◆ Work instructions
Only lines with the word "Point" belong in the answer; copy them from the records below.

====

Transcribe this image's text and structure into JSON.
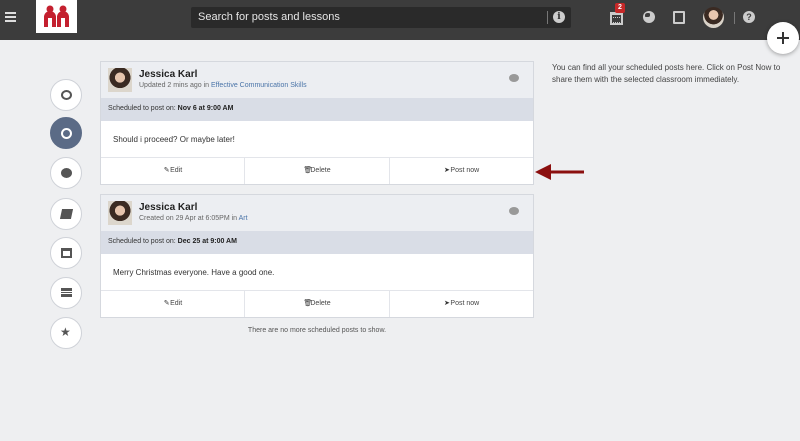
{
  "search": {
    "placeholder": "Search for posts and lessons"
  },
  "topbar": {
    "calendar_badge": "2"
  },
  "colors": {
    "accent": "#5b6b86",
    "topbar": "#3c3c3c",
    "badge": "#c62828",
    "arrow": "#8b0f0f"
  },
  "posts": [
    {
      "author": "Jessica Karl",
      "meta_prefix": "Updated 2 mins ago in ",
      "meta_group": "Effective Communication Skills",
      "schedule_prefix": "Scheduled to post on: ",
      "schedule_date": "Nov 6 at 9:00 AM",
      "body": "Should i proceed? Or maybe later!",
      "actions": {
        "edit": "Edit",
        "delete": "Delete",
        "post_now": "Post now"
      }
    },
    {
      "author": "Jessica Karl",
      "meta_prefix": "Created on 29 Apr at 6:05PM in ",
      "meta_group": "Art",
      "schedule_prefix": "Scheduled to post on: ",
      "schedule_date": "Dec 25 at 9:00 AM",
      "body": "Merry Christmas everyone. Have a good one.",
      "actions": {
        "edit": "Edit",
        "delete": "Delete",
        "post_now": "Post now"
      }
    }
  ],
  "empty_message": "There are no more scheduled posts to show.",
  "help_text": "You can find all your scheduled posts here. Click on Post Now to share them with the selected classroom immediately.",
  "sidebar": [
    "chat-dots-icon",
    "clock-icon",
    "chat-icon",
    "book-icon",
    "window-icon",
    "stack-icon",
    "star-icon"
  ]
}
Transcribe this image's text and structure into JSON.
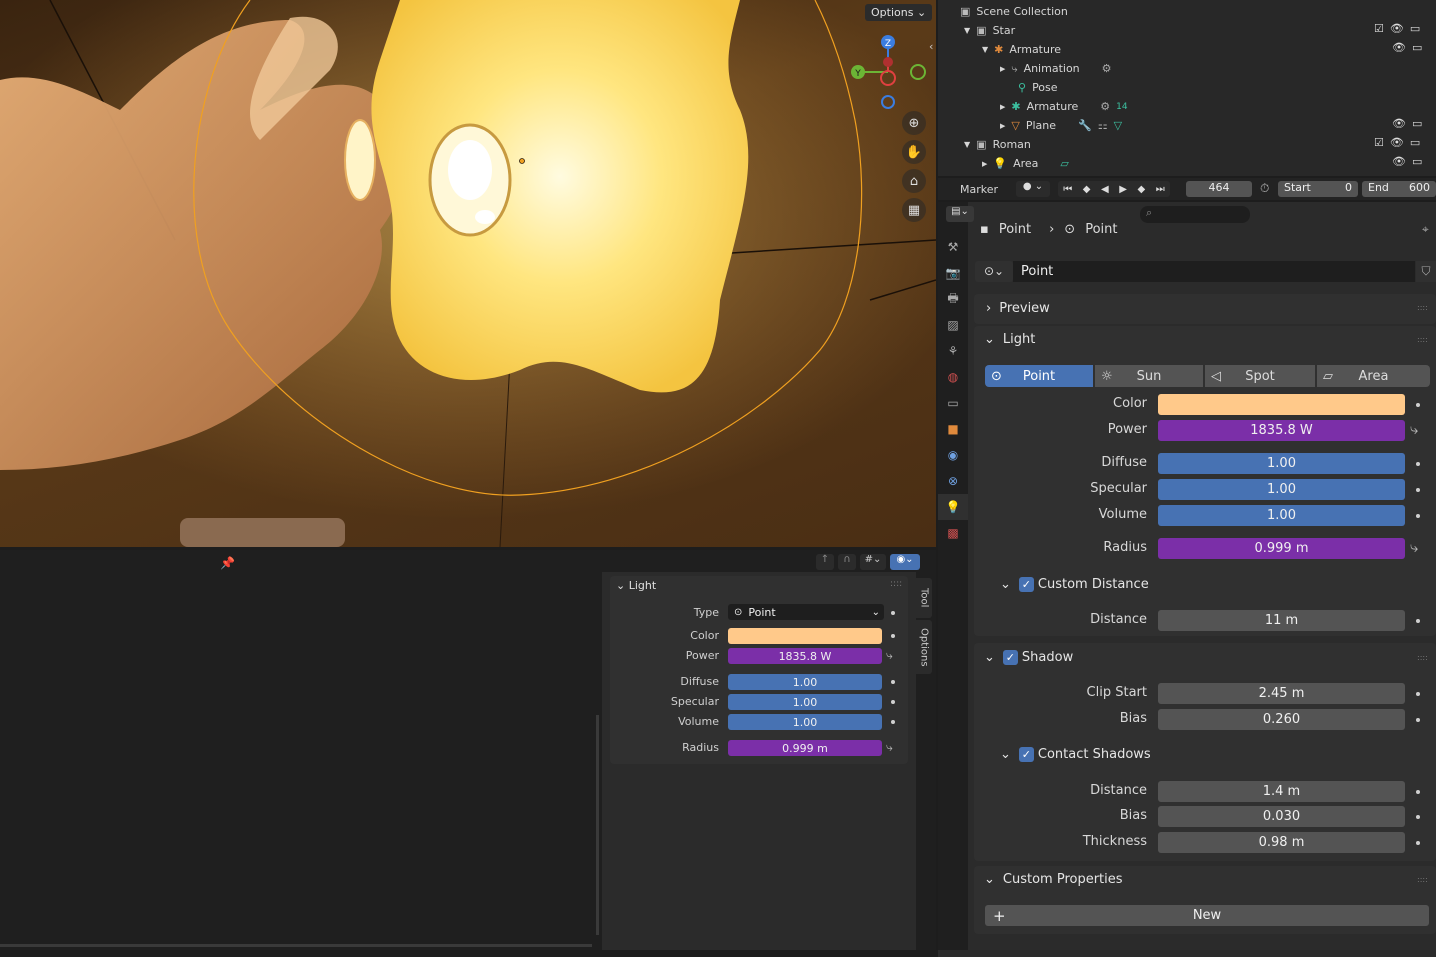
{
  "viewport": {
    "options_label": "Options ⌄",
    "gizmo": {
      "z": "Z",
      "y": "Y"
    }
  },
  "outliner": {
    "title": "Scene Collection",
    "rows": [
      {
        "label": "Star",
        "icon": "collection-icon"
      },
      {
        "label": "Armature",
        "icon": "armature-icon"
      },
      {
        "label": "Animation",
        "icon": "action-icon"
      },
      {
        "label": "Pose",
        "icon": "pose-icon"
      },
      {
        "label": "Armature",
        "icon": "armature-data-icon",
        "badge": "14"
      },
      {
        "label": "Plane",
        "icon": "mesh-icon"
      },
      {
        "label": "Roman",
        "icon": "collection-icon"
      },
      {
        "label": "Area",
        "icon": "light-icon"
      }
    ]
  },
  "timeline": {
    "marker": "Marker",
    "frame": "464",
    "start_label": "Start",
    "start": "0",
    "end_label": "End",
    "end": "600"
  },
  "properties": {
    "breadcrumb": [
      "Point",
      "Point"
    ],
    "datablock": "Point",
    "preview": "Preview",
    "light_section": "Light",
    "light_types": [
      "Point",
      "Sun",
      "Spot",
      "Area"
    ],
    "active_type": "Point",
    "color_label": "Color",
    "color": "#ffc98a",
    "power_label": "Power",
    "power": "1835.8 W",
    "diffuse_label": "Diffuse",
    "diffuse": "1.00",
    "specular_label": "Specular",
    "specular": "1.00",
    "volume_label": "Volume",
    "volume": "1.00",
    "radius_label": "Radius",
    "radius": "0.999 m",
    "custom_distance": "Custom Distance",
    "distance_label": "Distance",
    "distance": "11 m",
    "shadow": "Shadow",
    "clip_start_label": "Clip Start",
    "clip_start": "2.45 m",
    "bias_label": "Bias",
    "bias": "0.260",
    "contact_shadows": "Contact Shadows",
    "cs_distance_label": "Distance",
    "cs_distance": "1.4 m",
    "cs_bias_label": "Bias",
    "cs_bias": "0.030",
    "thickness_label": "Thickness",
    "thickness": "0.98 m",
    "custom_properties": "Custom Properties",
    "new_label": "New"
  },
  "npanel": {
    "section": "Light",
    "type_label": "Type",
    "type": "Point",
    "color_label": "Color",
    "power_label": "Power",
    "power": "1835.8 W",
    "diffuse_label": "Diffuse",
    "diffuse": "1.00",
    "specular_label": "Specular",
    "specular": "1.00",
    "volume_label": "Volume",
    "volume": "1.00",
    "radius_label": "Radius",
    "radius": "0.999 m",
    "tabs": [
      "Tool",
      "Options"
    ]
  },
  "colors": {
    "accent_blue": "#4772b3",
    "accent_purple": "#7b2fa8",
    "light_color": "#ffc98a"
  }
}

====

◆ Result
      "Point",
      "Point"
    "datablock": "Point",
      "Point",
    "active_type": "Point",
    "type": "Point",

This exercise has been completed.